The ACT government will consider making more sites available to independent petrol station owners to maintain pressure on major supermarket chains and help lower fuel prices in the territory.
Canberra's petrol price war continued on Thursday afternoon with prices at Costco in Majura Park dropping to 95.7¢ a litre, which led to congested traffic on Majura Road near Fairbairn Avenue.
Many motorists at Costco said they travelled out of their way to capitalise on cheap fuel at Costco, with some travelling as far as Harrison and Mitchell and others leaving work early to beat the 5pm rush hour.
ACT Policing were called to the Costco store on Thursday afternoon as cars began to queue for petrol on surrounding roads, causing lengthy delays for motorists.
ACT Chief Minister Andrew Barr said: "The words 'fuel price war' are music to the ears of Canberra motorists who have paid too much for petrol for too long.
"The entry into the market of an aggressive competitor who's prepared to really take on the major players is a fantastic thing."
But Costco's business model didn't allow for the business to set up multiple petrol outlets throughout the ACT and other solutions were needed in the meantime, Mr Barr said.
He said the government would consider making more sites available to independent operators, though admitted such a move presented "a risk".
"Previous ACT governments have tried that and it's worked for a period of time but we haven't been able to guarantee the success of independents or that they won't sell to bigger players.
"While we can make more sites available for petrol stations, and we will, I can't guarantee who will operate them forever."
But NRMA ACT president Alan Evans said the government needed ensure the locations were not bought out by major chains by creating caveats on any land purchased.
"It's a good decision and something I've been calling on for years as it will surely bring prices down further," he said.
"The line of cars queuing at Majura Park shows the impact that independent sellers can have in the ACT. Just imagine if we had more in the north, west and south of Canberra."
Mr Barr discussed the authorisation of petrol station locations and operations when he met with the administrators of the ACT Fuel Watch Facebook page on Thursday.
He praised their ongoing publicity campaign for greater competition and cheaper petrol in the territory.
"Consumers have power here and if they're willing to use it I think that will driver a longer-term change in the Canberra market."

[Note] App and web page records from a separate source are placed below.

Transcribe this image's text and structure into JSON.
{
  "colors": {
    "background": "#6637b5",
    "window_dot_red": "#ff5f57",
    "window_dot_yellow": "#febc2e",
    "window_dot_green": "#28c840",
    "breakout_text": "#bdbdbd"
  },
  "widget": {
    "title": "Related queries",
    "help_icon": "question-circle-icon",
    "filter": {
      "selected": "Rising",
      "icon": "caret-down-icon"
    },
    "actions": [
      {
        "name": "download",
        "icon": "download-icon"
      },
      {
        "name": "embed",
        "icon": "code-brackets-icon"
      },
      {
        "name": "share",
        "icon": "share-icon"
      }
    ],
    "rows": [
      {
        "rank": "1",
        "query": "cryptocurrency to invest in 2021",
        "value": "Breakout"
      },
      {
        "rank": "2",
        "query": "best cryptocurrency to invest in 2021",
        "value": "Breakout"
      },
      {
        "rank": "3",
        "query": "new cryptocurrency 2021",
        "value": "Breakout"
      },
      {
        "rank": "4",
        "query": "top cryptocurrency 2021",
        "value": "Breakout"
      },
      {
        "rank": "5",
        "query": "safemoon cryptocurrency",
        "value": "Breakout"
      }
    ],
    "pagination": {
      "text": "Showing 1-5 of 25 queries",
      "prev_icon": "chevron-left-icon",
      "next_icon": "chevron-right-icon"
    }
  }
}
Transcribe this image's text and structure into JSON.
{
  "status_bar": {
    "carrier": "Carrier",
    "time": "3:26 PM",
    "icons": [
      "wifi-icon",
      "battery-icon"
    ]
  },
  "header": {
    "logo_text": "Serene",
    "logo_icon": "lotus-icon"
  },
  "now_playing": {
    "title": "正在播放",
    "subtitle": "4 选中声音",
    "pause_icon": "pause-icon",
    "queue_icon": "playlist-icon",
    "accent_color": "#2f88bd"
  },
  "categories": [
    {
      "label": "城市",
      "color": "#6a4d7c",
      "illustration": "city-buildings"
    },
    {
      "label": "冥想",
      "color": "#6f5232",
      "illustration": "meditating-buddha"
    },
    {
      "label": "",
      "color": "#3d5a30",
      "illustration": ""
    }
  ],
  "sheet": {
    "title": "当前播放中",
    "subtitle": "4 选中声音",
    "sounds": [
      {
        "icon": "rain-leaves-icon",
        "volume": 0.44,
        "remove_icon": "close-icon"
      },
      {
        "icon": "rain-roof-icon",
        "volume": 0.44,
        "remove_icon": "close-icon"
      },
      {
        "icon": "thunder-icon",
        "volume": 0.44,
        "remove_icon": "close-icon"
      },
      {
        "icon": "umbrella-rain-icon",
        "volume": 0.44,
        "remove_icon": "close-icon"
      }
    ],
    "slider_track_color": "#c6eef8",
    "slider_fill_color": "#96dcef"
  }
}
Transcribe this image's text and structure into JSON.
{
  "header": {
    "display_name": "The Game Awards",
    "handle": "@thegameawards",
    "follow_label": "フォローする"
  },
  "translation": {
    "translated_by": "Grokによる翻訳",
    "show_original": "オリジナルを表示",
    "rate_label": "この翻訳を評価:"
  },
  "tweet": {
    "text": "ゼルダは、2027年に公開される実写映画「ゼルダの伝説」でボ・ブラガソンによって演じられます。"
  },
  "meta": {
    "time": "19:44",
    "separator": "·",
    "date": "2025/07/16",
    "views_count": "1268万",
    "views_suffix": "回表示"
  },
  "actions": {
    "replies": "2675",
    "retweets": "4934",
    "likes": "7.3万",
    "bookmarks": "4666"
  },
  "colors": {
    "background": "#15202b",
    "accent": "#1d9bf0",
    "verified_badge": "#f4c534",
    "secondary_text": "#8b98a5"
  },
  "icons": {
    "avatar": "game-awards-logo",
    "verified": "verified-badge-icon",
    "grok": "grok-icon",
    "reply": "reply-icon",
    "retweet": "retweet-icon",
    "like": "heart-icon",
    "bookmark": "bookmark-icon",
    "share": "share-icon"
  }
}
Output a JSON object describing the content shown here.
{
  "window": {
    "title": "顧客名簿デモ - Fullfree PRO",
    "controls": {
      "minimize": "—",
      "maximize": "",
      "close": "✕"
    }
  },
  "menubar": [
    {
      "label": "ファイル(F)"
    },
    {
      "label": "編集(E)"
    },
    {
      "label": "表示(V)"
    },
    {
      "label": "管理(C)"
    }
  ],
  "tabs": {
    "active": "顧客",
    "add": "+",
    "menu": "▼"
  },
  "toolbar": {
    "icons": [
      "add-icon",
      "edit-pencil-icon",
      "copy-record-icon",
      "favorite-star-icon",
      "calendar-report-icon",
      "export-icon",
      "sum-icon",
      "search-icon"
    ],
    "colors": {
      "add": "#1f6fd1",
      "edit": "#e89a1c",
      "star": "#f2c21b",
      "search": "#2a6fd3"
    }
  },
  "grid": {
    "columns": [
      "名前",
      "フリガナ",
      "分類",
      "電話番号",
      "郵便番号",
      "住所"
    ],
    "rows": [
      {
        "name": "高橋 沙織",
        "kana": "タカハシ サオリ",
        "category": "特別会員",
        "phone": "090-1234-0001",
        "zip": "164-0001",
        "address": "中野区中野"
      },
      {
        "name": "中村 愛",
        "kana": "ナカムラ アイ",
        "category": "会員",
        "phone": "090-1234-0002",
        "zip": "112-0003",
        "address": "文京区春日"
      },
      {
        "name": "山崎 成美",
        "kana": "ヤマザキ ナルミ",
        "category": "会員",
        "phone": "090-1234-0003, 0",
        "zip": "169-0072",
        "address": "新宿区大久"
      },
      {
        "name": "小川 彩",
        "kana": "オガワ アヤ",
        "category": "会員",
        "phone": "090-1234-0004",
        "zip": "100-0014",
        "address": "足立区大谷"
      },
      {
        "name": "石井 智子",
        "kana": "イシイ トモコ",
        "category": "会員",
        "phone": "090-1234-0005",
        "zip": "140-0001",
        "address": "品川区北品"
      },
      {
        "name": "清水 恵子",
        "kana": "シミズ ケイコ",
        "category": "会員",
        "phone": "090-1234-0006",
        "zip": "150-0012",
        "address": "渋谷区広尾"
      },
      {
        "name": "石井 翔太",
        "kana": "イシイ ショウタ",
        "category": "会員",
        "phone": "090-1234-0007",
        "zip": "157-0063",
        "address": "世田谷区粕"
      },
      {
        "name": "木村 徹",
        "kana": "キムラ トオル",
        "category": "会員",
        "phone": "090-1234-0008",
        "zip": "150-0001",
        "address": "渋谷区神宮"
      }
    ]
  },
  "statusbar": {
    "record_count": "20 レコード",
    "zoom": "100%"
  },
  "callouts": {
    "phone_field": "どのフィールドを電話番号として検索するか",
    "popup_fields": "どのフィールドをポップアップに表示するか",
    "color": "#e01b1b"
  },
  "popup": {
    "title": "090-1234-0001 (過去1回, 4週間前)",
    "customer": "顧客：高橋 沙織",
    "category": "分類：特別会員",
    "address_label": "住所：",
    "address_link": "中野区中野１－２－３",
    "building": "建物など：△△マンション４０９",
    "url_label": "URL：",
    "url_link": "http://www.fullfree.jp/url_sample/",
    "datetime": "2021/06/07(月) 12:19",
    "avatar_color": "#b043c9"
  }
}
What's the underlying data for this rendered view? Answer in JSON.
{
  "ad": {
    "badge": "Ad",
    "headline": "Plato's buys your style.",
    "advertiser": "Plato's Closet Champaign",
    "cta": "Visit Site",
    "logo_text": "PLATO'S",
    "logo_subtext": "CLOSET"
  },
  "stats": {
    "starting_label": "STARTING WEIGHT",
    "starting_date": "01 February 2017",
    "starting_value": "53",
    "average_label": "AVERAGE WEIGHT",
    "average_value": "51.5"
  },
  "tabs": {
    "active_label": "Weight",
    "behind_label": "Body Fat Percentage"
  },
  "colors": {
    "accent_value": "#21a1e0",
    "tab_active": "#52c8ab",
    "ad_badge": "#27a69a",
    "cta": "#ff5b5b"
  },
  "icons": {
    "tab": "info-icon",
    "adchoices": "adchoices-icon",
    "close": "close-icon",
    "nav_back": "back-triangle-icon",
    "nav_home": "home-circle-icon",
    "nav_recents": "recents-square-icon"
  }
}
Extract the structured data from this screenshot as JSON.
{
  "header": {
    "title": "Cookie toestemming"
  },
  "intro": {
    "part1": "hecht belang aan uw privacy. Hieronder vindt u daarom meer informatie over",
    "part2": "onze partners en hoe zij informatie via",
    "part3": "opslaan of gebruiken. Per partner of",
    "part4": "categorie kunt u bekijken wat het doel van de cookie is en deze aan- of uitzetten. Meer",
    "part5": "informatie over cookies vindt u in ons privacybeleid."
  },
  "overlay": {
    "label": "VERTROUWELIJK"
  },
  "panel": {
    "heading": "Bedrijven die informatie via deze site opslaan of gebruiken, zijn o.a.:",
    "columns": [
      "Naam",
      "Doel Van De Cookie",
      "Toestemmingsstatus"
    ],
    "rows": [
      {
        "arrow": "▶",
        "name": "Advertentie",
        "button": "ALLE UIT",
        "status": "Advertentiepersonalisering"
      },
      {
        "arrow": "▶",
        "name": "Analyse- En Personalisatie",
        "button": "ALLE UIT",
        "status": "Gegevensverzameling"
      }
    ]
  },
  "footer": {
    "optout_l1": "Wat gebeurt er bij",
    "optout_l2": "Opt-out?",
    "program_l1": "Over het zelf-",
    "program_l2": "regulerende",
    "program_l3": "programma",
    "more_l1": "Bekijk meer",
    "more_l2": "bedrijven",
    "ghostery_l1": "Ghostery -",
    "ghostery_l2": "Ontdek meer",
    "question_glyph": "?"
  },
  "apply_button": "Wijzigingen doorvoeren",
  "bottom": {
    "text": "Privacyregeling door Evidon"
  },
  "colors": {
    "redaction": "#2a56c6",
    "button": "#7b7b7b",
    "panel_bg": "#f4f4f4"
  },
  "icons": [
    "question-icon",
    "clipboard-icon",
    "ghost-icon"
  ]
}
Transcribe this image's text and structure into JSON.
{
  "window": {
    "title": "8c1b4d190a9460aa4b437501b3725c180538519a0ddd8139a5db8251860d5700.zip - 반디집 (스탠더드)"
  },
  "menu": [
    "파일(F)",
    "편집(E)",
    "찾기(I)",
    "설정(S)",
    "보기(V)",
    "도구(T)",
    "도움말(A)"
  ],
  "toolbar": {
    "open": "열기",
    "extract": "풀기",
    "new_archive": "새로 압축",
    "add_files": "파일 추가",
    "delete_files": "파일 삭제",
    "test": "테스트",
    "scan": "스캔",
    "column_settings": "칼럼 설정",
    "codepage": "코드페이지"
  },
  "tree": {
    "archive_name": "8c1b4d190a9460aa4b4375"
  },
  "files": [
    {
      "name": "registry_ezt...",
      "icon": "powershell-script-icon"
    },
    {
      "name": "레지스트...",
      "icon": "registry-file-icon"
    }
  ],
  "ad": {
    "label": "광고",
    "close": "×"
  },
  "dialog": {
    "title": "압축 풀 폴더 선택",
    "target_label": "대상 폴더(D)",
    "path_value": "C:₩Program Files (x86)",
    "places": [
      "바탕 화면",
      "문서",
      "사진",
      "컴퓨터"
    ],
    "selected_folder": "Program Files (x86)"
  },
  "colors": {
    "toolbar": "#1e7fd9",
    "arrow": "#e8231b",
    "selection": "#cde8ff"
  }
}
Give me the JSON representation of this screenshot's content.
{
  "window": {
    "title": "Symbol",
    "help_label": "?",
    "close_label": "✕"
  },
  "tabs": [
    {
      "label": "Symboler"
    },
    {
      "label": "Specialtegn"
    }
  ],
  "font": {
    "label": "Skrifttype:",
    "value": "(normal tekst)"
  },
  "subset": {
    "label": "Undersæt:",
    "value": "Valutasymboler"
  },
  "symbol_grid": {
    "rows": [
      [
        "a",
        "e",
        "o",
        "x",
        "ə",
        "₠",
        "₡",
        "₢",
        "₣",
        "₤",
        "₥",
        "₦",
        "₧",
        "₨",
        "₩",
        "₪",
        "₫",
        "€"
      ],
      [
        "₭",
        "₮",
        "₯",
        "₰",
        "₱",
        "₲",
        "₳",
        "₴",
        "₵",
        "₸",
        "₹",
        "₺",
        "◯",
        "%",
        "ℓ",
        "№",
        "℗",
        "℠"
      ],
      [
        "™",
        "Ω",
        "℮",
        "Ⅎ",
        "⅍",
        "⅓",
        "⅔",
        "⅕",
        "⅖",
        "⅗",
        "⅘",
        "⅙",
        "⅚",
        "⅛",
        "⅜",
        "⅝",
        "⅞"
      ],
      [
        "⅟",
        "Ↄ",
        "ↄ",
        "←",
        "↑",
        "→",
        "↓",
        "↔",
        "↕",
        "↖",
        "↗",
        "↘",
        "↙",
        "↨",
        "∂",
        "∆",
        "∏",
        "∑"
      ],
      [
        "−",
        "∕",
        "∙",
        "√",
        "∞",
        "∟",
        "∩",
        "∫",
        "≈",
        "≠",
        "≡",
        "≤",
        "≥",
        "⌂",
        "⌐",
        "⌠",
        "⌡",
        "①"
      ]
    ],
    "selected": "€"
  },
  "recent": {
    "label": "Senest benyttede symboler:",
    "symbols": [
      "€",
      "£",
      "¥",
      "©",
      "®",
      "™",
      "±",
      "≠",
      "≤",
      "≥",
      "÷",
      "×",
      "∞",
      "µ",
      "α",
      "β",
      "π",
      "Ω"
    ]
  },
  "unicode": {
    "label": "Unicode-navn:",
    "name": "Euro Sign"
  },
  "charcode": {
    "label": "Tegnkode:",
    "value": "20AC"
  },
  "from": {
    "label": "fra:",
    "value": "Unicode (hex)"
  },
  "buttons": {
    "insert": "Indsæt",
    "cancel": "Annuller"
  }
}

The competition watchdog is set to have a closer look at price differences for petrol in regional centres like Canberra compared with other capital cities.
Australian Competition and Consumer Commission chairman Rod Sims said pricing anomalies in some regional centres seemed to arise where petrol price reductions had not followed the decrease in international prices as much as consumers would expect.
Mr Sims said the ACCC would produce at least eight reports in 2015 looking at petrol price movements and what drives them overall, and at least four market studies looking at "micro" issues in depth, including analysing the price drivers of petrol in three regional markets.
When comparing seven-day rolling average retail prices with the average price across the five largest cities (Sydney, Melbourne, Brisbane, Adelaide and Perth), the ACCC found an average difference in Canberra of 6.8¢ a litre over 2013-14.
In December last year, the difference was 19.3¢ a litre.
The National Roads and Motorists' Association welcomed the ACCC's decision to focus on the disparity between regional and capital city prices.
"Petrol prices have come down 40 cents per litre over the past six months in most capital cities," said NRMA president Kyle Loades.
"However, in most regional centres these prices have not fallen far enough and the gap between city and country prices has widened."
In December, Mr Barr wrote to the watchdog to ask that Canberra be included as there was "a very strong case" for the city's petrol market to be closely examined.
"In particular, the price disparity between Canberra and other capital cities has long been a source of frustration," he said.
"It is disappointing that the price in Canberra is frequently higher than in other cities and the immediate areas surrounding the capital."